   A summary of H.R. 203 can be found here.
   So that is it, in a nutshell.  Please call/email your senators and let them know that this bill needs to be passed.  Currently, on average, 22 Veterans commit suicide everyday.  If these Veterans had the name recognition like Peyton Manning or Derek Jeter or Brad Pitt or Angelina Jolie it would be national news.  The outcry from the public would be huge.  Look at the suicide of Robin Williams.  Any suicide is tragic.  It's a loss that is catastrophic.  But no one knows the names of the Veterans who commit suicide.  Except their friends and family.  the military and Veterans are the true 1%.  The 1% who has, at one point in time or another, written a blank check for this country.  Some have signed that check in their own blood.  We have to make sure that, once they return home, that "life" check is cashed only when "natural causes" or "old age" can be written on the back with the signatures of a grateful country. 
Please join me for a twitter storm on Wednesday from 8-9 pm.  Please feel free to mention your senator's twitter account.  Use #ClayHunt and #VeteransLivesMatter. We need to get the word out and make sure this bill winds up on the President's desk.
That is all.

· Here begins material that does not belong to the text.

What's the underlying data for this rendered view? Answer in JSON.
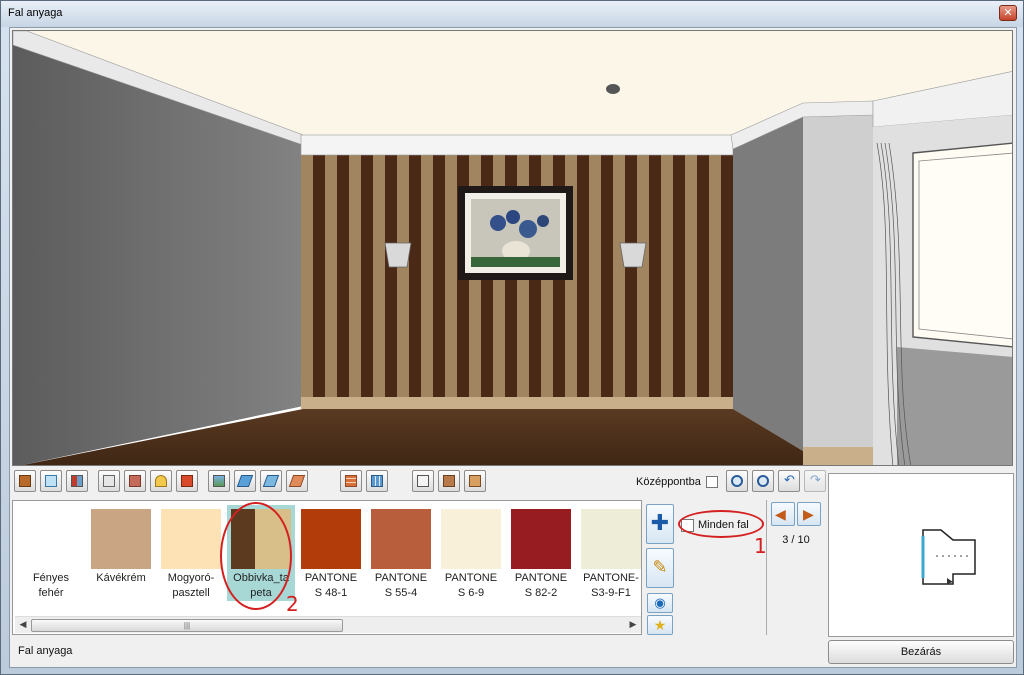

An organization is putting in a Veterans Memorial and a much needed flag pole in a park that is by my house.  They have an idea of having bricks with the names of Veterans, living or deceased, (or any patriotic message you wish) to lead the way from the park's entrance sidewalk to the memorial.  It is a fund raiser to help secure the money for the memorial.  I am asking that, if you can, please check out the Veterans Memorial page on my blogsite and buy a brick to help support this cause.  Thank you.